-- EXTRACTED RECORDS --
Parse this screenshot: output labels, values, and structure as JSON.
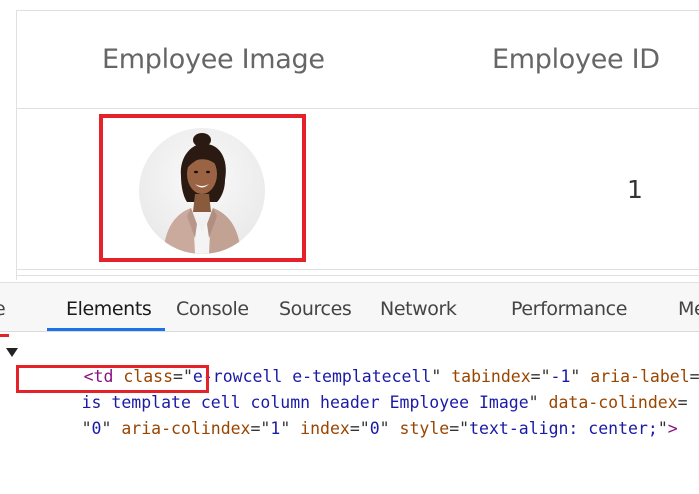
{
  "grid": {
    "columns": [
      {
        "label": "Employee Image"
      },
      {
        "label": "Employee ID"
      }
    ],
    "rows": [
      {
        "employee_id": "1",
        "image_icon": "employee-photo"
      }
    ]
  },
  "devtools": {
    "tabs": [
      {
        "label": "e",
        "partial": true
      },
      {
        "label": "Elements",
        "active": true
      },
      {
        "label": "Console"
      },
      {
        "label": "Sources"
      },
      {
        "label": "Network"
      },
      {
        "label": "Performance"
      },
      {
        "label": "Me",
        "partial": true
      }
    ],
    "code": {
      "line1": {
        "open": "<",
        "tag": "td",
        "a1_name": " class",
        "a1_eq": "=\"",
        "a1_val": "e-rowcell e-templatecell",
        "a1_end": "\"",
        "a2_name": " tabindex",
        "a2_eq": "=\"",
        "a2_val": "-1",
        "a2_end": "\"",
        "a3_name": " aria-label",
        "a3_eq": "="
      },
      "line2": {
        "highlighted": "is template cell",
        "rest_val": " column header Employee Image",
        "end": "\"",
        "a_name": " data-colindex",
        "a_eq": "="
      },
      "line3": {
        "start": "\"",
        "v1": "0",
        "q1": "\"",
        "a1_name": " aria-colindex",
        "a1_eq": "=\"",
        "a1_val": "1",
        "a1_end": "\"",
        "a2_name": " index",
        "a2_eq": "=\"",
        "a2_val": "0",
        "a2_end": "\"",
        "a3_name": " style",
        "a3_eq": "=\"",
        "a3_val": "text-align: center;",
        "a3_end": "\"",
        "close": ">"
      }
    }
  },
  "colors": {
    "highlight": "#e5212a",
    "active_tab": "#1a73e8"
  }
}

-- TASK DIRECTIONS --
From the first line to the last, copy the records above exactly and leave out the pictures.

-- RESPONSE BOX --
Parse this screenshot: output labels, values, and structure as JSON.
{
  "grid": {
    "columns": [
      {
        "label": "Employee Image"
      },
      {
        "label": "Employee ID"
      }
    ],
    "rows": [
      {
        "employee_id": "1",
        "image_icon": "employee-photo"
      }
    ]
  },
  "devtools": {
    "tabs": [
      {
        "label": "e",
        "partial": true
      },
      {
        "label": "Elements",
        "active": true
      },
      {
        "label": "Console"
      },
      {
        "label": "Sources"
      },
      {
        "label": "Network"
      },
      {
        "label": "Performance"
      },
      {
        "label": "Me",
        "partial": true
      }
    ],
    "code": {
      "line1": {
        "open": "<",
        "tag": "td",
        "a1_name": " class",
        "a1_eq": "=\"",
        "a1_val": "e-rowcell e-templatecell",
        "a1_end": "\"",
        "a2_name": " tabindex",
        "a2_eq": "=\"",
        "a2_val": "-1",
        "a2_end": "\"",
        "a3_name": " aria-label",
        "a3_eq": "="
      },
      "line2": {
        "highlighted": "is template cell",
        "rest_val": " column header Employee Image",
        "end": "\"",
        "a_name": " data-colindex",
        "a_eq": "="
      },
      "line3": {
        "start": "\"",
        "v1": "0",
        "q1": "\"",
        "a1_name": " aria-colindex",
        "a1_eq": "=\"",
        "a1_val": "1",
        "a1_end": "\"",
        "a2_name": " index",
        "a2_eq": "=\"",
        "a2_val": "0",
        "a2_end": "\"",
        "a3_name": " style",
        "a3_eq": "=\"",
        "a3_val": "text-align: center;",
        "a3_end": "\"",
        "close": ">"
      }
    }
  },
  "colors": {
    "highlight": "#e5212a",
    "active_tab": "#1a73e8"
  }
}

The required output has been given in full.